Teacher resources and professional development across the curriculum

Teacher professional development and classroom resources across the curriculum

Monthly Update sign up
Mailing List signup
Search
Follow The Annenberg Learner on LinkedIn Follow The Annenberg Learner on Facebook Follow Annenberg Learner on Twitter
MENU
Making Civics Real Workshop 1: Freedom of Religion  
Home    |    Workshops 1-8    |    Tools for Teaching    |    Support Materials    |    Site Map

Workshop 1

Workshop Session
Lesson Plan
Teacher Perspectives
Student Perspectives
Essential Readings
Other Lessons

Student Perspectives: Group work

Desjohnna: My group is on the same page pretty much. I’m used to working with my sister. I usually debate with her and we’re really strong together but the other people on my team I had to get to know first. One person on my team was siding with the family. She didn’t really want to be an attorney for the school board and we had to kind of talk her into it, but in the end she was our secret tool that we used against them.

All of us think that we should definitely be able to pray when we want to. So I think that we’re really going to do well, because we are all putting our heads together.

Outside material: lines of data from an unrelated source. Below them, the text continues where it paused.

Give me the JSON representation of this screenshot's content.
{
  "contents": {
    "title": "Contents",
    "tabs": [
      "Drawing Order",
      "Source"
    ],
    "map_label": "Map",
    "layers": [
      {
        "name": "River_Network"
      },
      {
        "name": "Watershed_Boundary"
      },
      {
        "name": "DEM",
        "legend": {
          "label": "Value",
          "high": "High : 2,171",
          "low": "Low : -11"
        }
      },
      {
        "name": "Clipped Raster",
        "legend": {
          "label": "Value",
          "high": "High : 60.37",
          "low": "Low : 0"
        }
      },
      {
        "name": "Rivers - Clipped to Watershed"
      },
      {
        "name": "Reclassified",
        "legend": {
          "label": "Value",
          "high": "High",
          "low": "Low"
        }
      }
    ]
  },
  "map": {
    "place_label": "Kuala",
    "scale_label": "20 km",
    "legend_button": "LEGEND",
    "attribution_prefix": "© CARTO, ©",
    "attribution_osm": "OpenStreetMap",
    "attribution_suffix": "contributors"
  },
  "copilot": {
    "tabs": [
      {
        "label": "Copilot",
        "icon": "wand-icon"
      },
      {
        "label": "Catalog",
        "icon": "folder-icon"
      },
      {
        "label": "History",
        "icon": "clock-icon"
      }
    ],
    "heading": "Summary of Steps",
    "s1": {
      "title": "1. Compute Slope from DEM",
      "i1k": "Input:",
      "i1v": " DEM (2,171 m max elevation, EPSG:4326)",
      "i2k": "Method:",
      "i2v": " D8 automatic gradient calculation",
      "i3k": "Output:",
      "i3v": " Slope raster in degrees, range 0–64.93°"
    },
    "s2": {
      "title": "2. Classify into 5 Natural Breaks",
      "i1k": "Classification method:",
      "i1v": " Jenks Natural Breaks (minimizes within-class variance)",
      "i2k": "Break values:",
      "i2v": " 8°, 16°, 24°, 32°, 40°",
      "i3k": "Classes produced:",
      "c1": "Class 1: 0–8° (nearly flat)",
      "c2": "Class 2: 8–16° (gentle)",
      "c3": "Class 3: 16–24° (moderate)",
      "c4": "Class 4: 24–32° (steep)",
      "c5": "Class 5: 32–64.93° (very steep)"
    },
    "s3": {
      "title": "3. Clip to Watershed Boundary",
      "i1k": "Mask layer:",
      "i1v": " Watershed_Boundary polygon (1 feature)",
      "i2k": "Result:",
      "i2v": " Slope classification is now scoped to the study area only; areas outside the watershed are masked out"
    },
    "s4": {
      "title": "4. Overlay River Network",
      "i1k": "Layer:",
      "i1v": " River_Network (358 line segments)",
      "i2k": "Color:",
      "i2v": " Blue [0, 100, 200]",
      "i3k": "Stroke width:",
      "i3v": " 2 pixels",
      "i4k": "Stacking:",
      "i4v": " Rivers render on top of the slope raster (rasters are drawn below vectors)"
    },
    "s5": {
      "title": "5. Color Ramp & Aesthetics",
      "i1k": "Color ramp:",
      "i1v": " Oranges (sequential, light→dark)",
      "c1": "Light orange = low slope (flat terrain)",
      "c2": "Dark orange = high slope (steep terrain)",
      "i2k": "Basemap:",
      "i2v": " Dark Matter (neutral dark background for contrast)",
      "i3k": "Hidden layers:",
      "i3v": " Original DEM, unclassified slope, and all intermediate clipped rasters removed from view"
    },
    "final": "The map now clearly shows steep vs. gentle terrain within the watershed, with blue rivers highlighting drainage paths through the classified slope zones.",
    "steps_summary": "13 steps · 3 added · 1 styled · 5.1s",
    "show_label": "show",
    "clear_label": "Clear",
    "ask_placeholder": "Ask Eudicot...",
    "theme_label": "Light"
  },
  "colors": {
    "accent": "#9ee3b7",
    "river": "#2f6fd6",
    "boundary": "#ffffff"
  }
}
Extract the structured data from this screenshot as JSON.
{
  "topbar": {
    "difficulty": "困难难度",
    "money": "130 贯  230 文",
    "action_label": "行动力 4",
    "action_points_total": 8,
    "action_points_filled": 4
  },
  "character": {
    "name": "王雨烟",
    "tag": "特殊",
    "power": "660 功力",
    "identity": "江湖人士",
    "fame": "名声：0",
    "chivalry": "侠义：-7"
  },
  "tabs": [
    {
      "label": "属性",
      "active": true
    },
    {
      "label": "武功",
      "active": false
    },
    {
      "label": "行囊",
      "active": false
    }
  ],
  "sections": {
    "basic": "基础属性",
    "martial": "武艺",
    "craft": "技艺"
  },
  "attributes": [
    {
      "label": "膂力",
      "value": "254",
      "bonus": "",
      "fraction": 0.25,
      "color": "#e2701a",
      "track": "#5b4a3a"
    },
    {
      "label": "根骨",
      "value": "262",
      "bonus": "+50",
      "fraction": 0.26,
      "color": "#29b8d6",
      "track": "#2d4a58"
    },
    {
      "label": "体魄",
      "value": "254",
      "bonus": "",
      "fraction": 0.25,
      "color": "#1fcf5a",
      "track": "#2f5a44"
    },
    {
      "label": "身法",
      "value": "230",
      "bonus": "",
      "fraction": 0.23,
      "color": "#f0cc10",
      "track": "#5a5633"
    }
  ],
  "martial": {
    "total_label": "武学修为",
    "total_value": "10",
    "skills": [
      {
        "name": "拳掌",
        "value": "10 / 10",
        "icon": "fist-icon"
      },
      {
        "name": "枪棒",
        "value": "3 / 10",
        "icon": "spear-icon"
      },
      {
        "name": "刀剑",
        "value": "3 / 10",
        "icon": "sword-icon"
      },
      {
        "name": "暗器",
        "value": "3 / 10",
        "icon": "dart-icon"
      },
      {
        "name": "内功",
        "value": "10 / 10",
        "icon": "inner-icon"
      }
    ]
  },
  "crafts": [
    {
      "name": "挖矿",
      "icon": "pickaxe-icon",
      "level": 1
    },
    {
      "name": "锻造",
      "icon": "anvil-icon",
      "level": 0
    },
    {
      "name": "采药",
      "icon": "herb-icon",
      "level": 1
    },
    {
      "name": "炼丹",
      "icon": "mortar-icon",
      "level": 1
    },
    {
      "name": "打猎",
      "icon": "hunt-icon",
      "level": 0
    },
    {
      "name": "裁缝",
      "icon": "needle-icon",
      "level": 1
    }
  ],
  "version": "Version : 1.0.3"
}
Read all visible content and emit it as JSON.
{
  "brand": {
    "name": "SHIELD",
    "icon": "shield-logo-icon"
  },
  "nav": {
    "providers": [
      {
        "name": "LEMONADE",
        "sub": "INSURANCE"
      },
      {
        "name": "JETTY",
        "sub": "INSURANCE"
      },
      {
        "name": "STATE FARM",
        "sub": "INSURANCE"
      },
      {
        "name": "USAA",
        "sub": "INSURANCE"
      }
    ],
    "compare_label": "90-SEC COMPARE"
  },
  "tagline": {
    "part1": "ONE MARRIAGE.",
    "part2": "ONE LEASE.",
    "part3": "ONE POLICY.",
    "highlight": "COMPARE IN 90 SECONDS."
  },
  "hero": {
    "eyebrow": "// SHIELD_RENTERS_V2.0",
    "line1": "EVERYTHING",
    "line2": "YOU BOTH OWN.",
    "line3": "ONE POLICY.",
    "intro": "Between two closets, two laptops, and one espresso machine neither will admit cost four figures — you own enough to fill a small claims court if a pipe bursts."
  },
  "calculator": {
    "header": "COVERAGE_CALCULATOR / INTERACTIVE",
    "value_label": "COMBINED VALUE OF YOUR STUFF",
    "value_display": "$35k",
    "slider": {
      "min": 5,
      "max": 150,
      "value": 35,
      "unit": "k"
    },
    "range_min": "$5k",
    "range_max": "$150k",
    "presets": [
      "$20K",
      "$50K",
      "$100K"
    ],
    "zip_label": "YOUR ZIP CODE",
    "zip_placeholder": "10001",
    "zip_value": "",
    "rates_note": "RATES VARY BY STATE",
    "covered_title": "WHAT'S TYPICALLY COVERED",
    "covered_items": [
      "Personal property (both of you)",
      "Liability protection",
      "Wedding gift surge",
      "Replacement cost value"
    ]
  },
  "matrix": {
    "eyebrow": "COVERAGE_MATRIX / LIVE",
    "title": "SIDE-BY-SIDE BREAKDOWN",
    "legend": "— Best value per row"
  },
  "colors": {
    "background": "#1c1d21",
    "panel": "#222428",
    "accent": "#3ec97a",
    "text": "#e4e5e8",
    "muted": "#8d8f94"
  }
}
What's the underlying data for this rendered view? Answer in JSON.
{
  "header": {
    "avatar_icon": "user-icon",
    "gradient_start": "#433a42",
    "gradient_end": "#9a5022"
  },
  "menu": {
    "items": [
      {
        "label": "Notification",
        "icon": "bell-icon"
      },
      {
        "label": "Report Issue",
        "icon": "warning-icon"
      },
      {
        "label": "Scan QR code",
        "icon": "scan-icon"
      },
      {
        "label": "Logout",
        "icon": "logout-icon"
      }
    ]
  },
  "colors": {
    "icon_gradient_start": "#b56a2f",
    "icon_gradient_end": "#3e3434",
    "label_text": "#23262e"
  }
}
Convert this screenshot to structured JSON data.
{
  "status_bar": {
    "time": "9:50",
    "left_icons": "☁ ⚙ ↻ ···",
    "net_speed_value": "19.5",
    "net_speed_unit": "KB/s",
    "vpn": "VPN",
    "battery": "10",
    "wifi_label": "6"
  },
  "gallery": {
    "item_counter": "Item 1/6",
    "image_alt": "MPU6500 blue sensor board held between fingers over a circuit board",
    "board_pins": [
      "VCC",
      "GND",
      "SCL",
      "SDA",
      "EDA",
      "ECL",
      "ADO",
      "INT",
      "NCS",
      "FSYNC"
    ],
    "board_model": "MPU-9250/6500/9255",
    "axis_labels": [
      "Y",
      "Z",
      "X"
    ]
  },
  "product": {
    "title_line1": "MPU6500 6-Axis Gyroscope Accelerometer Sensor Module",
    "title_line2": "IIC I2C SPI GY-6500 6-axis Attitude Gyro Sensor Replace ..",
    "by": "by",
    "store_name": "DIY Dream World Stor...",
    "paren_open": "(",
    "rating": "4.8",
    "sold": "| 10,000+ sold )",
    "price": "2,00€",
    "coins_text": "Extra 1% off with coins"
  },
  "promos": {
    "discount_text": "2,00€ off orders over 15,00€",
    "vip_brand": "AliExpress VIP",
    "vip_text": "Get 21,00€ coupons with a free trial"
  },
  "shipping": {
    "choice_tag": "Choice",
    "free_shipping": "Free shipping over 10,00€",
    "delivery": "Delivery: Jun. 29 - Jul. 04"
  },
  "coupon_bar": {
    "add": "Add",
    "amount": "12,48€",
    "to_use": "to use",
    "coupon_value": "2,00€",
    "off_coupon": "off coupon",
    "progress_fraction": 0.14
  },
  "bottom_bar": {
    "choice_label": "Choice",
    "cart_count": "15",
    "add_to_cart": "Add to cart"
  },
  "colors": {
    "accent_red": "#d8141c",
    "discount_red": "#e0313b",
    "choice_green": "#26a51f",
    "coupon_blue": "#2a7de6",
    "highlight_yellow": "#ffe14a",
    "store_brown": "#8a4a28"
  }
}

We found that we had missed some things that other people in our group had figured out and it was a lot more information than we realized we had.

Destinee: I think it’s important for us to work in groups because then you’re not so solitary with your work and you don’t have to just sit there and read from a book. You can interact with other people and get their point of view. Maybe it will change your way of thinking. When you work in these groups it gives you a different perspective of whatever they’ve been thinking so then you kind of switch gears and you think well maybe this person thinks differently than me so maybe I should kind of think in their shoes so I can see where they’re coming from.

[One member of my group] is kind of a goofy, class clown-type of guy and I was really surprised that he was being really serious with this case and he took it to the extremes. He really, really worked on this. It also surprised me that our group worked well together because some of the people in that group don’t get along.
John: I didn’t think we were going to work as well together as we did and it went pretty well I think. Some of the people in our group weren’t really close friends or they didn’t really talk to each other a lot so I didn’t think we could work that well together.

Kaila: You get to know everybody’s opinion and what they think and sometimes you don’t agree with it but you get a feel for everybody, what they stand for. It’s good because these are some of the people you’re going to be graduating with and you’re going to know for the next three years, so I think it’s good to sit down and talk.

Kurtis: Working in groups you’ve got to pick a leader, because if you don’t have a leader you’re going to fall apart because everybody is going to do what they want to do. My group chose me to lead because they know that I’m good at everything and I know how everything goes. So I think groups are fun if you’ve got people that are willing to work together and willing to listen and do their part.

I think we worked well but we were kind of surprised at what Jesse said, ‘cause we weren’t planning on him saying what he said. He said that they were forced to listen. They weren’t actually forced, they could have walked out or something, but he should have said that they have the right to not have to hear that. That’s what he was supposed to say. But it still worked out for the best. We still came through. We worked well as a team.

Sometimes [the teacher] picks our groups, but most of the time we get to pick our own groups. I think it’s good to work in groups because you get to learn more about your classmates and how they feel about the situation and you get more points of view other than your own. Their points of view can get you to realize that you’re not thinking right or something, like you need to change how you look at things. I learned how to work together and how to take different points of view and accept what somebody’s saying and try to understand it. I really learned how to listen to other people and listen to what they have to say. It could be helpful.

Back to the Top


© Annenberg Foundation 2014. All rights reserved. Legal Policy